____ RECORDS SHOWN

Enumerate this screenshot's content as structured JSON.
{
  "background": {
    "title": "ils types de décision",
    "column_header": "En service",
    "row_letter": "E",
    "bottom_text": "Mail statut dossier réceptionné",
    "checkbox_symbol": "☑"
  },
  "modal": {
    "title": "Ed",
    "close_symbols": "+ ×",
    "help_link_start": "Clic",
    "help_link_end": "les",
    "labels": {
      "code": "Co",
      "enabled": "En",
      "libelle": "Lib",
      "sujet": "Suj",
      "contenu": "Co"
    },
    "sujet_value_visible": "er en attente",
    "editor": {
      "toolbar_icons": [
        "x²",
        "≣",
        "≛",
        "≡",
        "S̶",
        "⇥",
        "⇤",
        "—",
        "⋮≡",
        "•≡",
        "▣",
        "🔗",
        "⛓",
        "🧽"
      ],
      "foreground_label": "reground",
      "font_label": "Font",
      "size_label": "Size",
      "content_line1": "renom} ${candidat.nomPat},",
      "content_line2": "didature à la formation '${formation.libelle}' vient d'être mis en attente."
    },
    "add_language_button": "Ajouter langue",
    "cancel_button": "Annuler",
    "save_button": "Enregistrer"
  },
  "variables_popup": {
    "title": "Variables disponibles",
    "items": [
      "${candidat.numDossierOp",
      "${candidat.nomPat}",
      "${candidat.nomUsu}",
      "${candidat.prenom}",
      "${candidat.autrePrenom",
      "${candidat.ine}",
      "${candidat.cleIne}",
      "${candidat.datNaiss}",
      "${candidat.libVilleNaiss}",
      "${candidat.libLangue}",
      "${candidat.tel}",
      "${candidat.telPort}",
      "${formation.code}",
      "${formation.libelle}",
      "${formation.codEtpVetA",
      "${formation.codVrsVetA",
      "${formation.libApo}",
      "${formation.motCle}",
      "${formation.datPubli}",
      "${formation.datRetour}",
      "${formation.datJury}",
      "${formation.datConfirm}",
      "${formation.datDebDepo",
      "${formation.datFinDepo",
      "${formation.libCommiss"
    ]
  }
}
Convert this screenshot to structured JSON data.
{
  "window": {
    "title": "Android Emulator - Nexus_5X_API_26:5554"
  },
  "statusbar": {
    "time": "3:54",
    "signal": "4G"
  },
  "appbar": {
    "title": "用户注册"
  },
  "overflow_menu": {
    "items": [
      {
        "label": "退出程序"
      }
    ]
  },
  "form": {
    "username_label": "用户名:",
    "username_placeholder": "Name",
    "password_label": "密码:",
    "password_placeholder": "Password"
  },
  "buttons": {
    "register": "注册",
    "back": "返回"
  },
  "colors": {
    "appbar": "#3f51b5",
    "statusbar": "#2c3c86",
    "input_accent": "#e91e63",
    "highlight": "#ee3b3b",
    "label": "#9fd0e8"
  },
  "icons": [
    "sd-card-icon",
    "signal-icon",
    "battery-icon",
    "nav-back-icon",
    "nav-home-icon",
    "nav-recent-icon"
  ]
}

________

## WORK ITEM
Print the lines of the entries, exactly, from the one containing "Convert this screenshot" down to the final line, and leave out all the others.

## YOUR SOLUTION
Convert this screenshot to structured JSON data.
{
  "window": {
    "title": "Android Emulator - Nexus_5X_API_26:5554"
  },
  "statusbar": {
    "time": "3:54",
    "signal": "4G"
  },
  "appbar": {
    "title": "用户注册"
  },
  "overflow_menu": {
    "items": [
      {
        "label": "退出程序"
      }
    ]
  },
  "form": {
    "username_label": "用户名:",
    "username_placeholder": "Name",
    "password_label": "密码:",
    "password_placeholder": "Password"
  },
  "buttons": {
    "register": "注册",
    "back": "返回"
  },
  "colors": {
    "appbar": "#3f51b5",
    "statusbar": "#2c3c86",
    "input_accent": "#e91e63",
    "highlight": "#ee3b3b",
    "label": "#9fd0e8"
  },
  "icons": [
    "sd-card-icon",
    "signal-icon",
    "battery-icon",
    "nav-back-icon",
    "nav-home-icon",
    "nav-recent-icon"
  ]
}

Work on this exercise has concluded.